It all comes down to the right tennis racket. Unfortunately, there is too much jargon that gets in the way. Too many are concerned about spelling out the proper language when giving out this advice. I am here to cut through all of this by giving you the essentials.

The categories

There are only 3 distinct categories. All that is left is deciding which one is the perfect fit for you.

1)The Improver racket. This is for those who are new to the game of tennis. This racket is also good for those who are returning after a long break. A long break is something that lasts for a few years or so. This racket will give you ease and comfort as you get reacquainted with the game.

2) There is the intermediate racket. This is geared for the club kid. The club kids are a bit more advanced than those who are starting out. The club kid is the person who is between the beginner and the advanced player. Does this describe you in the courts? This racket is for you.

3) The last one is the advanced racket. This is racket is made for those are at the top of their game. These are players who are very skilled and fit. Does this describe you?

What is the right fit for you?

It all depends on where you are at in your tennis.

1) The head size is the first thing you should consider. Most of the time the head should not be any more than 110 inches. It is okay to go with a smaller head. You will get more control this way.

2) The length you choose all depends on your personal preference. Most go to the lower end of the spectrum. The lower end is about 27 inches. This will give you more ease and control. The 27 inches offers a softer approach to your swing. Do not go above 29 inches.

3) The weight is another option that is dependent on you. You can go heavy. The heavy offer more power. The only downfall is their manoeuvring capabilities. You will not have much. You will tire yourself out more easily too.

The head-heavy rackets are lighter and the head-light rackets are much heavier. It is complete and total contrast when discussing the balance. When discussing the stiffness you need to consider the impact. The stiffer the racket, the more impact, and shock you will send in your delivery.

How advanced are you?

Some players think they are more advanced than they really are. It is important to know where you are at in your game. Here is a point of inquiry. Most of the time the advanced part of tennis refers to the player. It does not refer to the racket itself.

As long as you are strong in your physique and abilities, the heavier racket may be okay for you to use. Your body may not be equipped to deal with the heaviness of the racket.

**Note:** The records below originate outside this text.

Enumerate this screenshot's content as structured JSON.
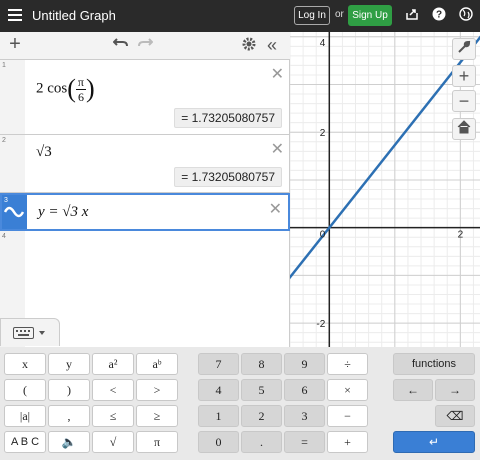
{
  "app": {
    "title": "Untitled Graph",
    "login_label": "Log In",
    "or_label": "or",
    "signup_label": "Sign Up"
  },
  "expressions": [
    {
      "index": "1",
      "latex": "2 cos(π/6)",
      "result": "= 1.73205080757"
    },
    {
      "index": "2",
      "latex": "√3",
      "result": "= 1.73205080757"
    },
    {
      "index": "3",
      "latex": "y = √3 x"
    },
    {
      "index": "4"
    }
  ],
  "graph": {
    "type": "line",
    "x_ticks": [
      "0",
      "2"
    ],
    "y_ticks": [
      "4",
      "2",
      "-2"
    ],
    "line": {
      "equation": "y = √3 x",
      "slope": 1.7320508,
      "color": "#2d70b3"
    },
    "xlim": [
      -0.6,
      2.3
    ],
    "ylim": [
      -2.5,
      4.1
    ]
  },
  "keypad": {
    "letters": [
      "x",
      "y",
      "a²",
      "aᵇ",
      "(",
      ")",
      "<",
      ">",
      "|a|",
      ",",
      "≤",
      "≥",
      "A B C",
      "🔈",
      "√",
      "π"
    ],
    "numbers": [
      "7",
      "8",
      "9",
      "÷",
      "4",
      "5",
      "6",
      "×",
      "1",
      "2",
      "3",
      "−",
      "0",
      ".",
      "=",
      "+"
    ],
    "functions_label": "functions",
    "left_arrow": "←",
    "right_arrow": "→",
    "backspace": "⌫",
    "enter": "↵"
  },
  "colors": {
    "accent": "#3a7fd5",
    "signup": "#2f9e44",
    "graph_line": "#2d70b3"
  }
}
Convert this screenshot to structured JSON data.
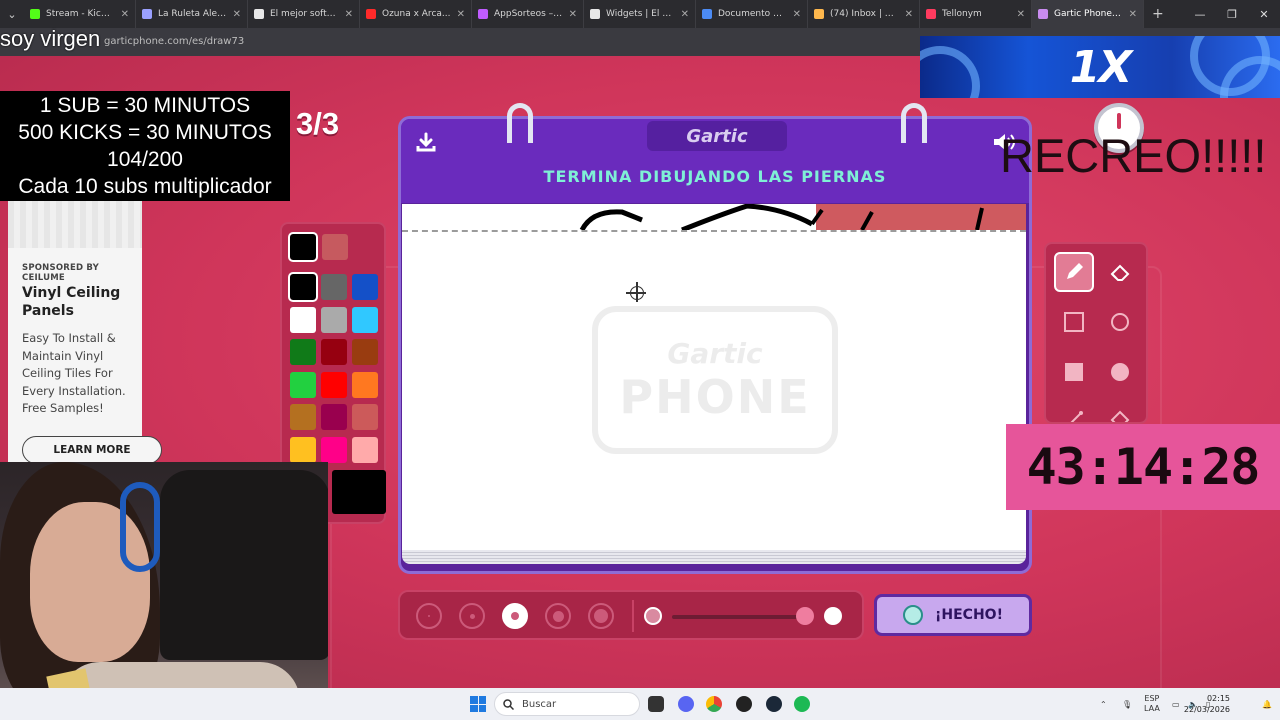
{
  "browser": {
    "tabs": [
      {
        "label": "Stream - Kick Da...",
        "color": "#53fc18"
      },
      {
        "label": "La Ruleta Aleator...",
        "color": "#9aa0ff"
      },
      {
        "label": "El mejor software...",
        "color": "#e8e8e8"
      },
      {
        "label": "Ozuna x Arca...",
        "color": "#ff2a2a"
      },
      {
        "label": "AppSorteos – La F...",
        "color": "#c05cff"
      },
      {
        "label": "Widgets | El mejo...",
        "color": "#e8e8e8"
      },
      {
        "label": "Documento sin tít...",
        "color": "#4c8bf5"
      },
      {
        "label": "(74) Inbox | Donor...",
        "color": "#ffb84d"
      },
      {
        "label": "Tellonym",
        "color": "#ff3b5f"
      },
      {
        "label": "Gartic Phone - Te...",
        "color": "#c98cf0"
      }
    ],
    "url": "garticphone.com/es/draw73"
  },
  "overlay": {
    "username": "soy virgen",
    "subs_lines": [
      "1 SUB      = 30 MINUTOS",
      "500 KICKS = 30 MINUTOS",
      "104/200",
      "Cada 10 subs multiplicador"
    ],
    "round": "3/3",
    "banner": "1X",
    "recreo": "RECREO!!!!!",
    "timer": "43:14:28"
  },
  "ad": {
    "sponsor": "SPONSORED BY CEILUME",
    "title": "Vinyl Ceiling Panels",
    "body": "Easy To Install & Maintain Vinyl Ceiling Tiles For Every Installation. Free Samples!",
    "cta": "LEARN MORE"
  },
  "game": {
    "logo": "Gartic",
    "instruction": "TERMINA DIBUJANDO LAS PIERNAS",
    "watermark_top": "Gartic",
    "watermark_bottom": "PHONE",
    "done_label": "¡HECHO!",
    "recent_colors": [
      "#000000",
      "#c65a5f"
    ],
    "palette": [
      "#000000",
      "#666666",
      "#1450c8",
      "#ffffff",
      "#aaaaaa",
      "#30c8ff",
      "#107a18",
      "#960010",
      "#993c10",
      "#22d040",
      "#ff0000",
      "#ff7820",
      "#b47020",
      "#99004e",
      "#cc5a5a",
      "#ffc020",
      "#ff0088",
      "#ffaaaa"
    ],
    "current_color": "#000000",
    "tools": [
      "pencil-icon",
      "eraser-icon",
      "rectangle-outline-icon",
      "circle-outline-icon",
      "rectangle-fill-icon",
      "circle-fill-icon",
      "line-icon",
      "fill-bucket-icon"
    ],
    "selected_tool": "pencil-icon",
    "brush_sizes": 5,
    "selected_size": 3
  },
  "taskbar": {
    "search_placeholder": "Buscar",
    "lang_top": "ESP",
    "lang_bottom": "LAA",
    "time": "02:15",
    "date": "22/03/2026"
  }
}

In this case, you need to choose a head that is lighter. Just because you pick out a racket the pros use, that does not mean you are a pro yourself. It is important to know the difference.

Let us talk about grips

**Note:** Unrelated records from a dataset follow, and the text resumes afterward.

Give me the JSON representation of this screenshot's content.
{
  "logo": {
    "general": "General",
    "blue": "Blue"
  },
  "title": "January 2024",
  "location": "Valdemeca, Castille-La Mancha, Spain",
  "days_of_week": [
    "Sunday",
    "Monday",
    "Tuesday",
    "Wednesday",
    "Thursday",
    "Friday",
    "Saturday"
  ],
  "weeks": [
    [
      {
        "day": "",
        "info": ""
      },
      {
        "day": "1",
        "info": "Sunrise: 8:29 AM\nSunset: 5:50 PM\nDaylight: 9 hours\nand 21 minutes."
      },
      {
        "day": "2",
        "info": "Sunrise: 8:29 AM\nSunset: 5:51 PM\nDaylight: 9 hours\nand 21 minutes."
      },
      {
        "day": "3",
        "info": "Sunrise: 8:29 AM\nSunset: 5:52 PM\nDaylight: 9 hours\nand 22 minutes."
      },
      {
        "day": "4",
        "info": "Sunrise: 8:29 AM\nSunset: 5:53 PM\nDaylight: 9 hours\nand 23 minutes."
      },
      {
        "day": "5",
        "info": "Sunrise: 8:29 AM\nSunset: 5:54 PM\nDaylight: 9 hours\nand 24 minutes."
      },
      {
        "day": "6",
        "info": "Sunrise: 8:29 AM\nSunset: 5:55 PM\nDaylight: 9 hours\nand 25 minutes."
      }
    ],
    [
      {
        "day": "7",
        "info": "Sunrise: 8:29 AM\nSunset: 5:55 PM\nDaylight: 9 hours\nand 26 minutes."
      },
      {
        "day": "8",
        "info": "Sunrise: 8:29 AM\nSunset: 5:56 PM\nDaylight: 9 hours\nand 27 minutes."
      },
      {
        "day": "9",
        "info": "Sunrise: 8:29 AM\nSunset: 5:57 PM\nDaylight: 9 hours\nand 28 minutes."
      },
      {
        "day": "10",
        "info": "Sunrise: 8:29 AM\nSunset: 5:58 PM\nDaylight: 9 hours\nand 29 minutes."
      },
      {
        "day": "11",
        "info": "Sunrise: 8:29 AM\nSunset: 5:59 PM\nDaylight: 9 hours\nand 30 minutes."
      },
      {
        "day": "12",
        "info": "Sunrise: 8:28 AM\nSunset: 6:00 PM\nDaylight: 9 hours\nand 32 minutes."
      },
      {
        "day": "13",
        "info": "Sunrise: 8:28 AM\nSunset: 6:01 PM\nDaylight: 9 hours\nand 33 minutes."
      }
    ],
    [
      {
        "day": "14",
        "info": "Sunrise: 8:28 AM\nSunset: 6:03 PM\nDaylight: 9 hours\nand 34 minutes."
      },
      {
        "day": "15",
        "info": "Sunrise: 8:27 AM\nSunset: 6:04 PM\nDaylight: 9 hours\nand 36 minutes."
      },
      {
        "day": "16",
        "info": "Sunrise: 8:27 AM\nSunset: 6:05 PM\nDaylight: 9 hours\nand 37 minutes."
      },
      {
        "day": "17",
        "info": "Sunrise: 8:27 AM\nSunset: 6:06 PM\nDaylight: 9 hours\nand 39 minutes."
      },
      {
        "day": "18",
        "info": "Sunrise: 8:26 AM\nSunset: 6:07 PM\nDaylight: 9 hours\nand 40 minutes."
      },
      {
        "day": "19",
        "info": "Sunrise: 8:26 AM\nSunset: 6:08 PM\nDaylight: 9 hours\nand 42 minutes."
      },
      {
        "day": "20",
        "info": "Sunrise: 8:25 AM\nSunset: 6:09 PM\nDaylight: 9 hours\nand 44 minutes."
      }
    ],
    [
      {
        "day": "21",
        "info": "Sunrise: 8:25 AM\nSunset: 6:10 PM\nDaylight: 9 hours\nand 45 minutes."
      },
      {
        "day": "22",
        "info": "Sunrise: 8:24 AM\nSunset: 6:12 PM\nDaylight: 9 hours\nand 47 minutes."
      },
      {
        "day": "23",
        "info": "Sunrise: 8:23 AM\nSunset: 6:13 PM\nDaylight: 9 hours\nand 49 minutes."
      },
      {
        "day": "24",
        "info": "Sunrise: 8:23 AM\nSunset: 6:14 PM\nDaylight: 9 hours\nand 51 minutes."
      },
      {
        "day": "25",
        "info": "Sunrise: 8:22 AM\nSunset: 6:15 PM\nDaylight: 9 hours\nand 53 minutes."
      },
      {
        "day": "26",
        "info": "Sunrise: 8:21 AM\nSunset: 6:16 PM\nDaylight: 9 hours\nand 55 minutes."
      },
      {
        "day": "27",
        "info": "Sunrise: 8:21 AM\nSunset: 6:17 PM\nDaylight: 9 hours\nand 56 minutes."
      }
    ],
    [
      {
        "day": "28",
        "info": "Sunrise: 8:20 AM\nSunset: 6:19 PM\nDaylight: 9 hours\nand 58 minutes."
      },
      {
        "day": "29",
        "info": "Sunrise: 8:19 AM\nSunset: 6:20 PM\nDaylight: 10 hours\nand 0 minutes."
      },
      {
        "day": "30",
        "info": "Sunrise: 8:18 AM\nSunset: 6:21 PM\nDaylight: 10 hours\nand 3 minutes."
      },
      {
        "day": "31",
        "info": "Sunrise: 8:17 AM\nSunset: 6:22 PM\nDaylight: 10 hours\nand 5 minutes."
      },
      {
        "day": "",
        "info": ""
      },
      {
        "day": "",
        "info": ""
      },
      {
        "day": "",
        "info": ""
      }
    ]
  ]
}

It is important to choose the right grips for your hands. Choosing a larger grip may strain the muscles in your hand. The smaller grip may just promote strain within your elbows and arms. You want something in between. Measure your playing hand before you go and buy. This measurement will indicate which size you need.

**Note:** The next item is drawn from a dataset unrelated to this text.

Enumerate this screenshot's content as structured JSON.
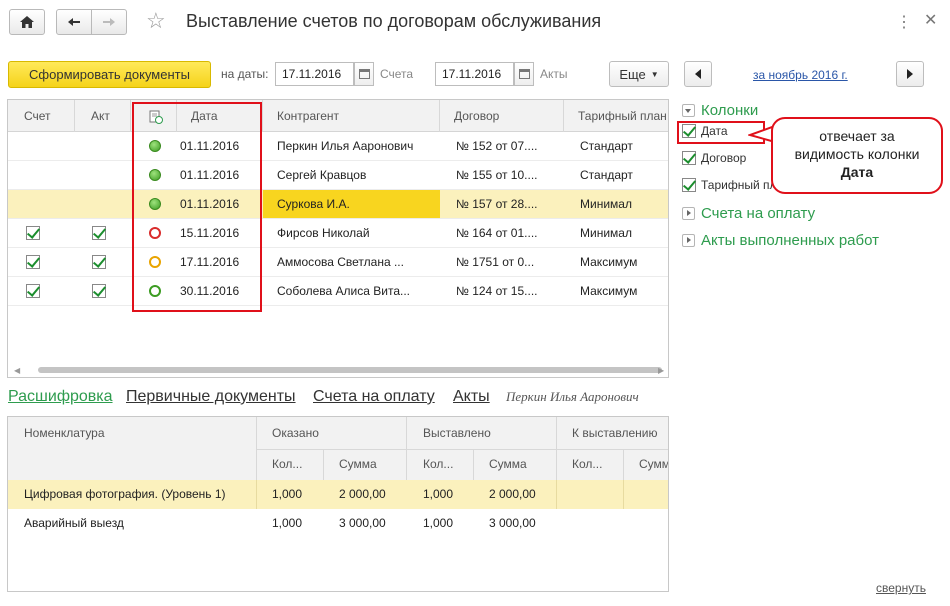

The junior racket

You never want to rush into buying the wrong racket. It will be a waste of time and money. First, the player needs to be able to hold the racket at their right side. This needs to be done at a comfortable level. Otherwise, the player’s technique will suffer.

The player has to hold the racket at his or her side, with the racket stretching to the floor. This has to be done without any slouching. Slouching proves the racket is wrong. Most grips for a junior racket are about 4 inches. Now they can be adjusted if need be.
The grip needs to be perfect and comfortable too, similar to buying a grown-up racket.

When buying the material the junior player needs the aluminium one more. The adult will need the graphite one. The aluminium is better for the junior player. The junior player tends to be less-experienced. Do not pay out the extra for your junior player. They are not up for the challenge. Consider how you may feel. Junior tennis players need to grow into their craft, just as you did.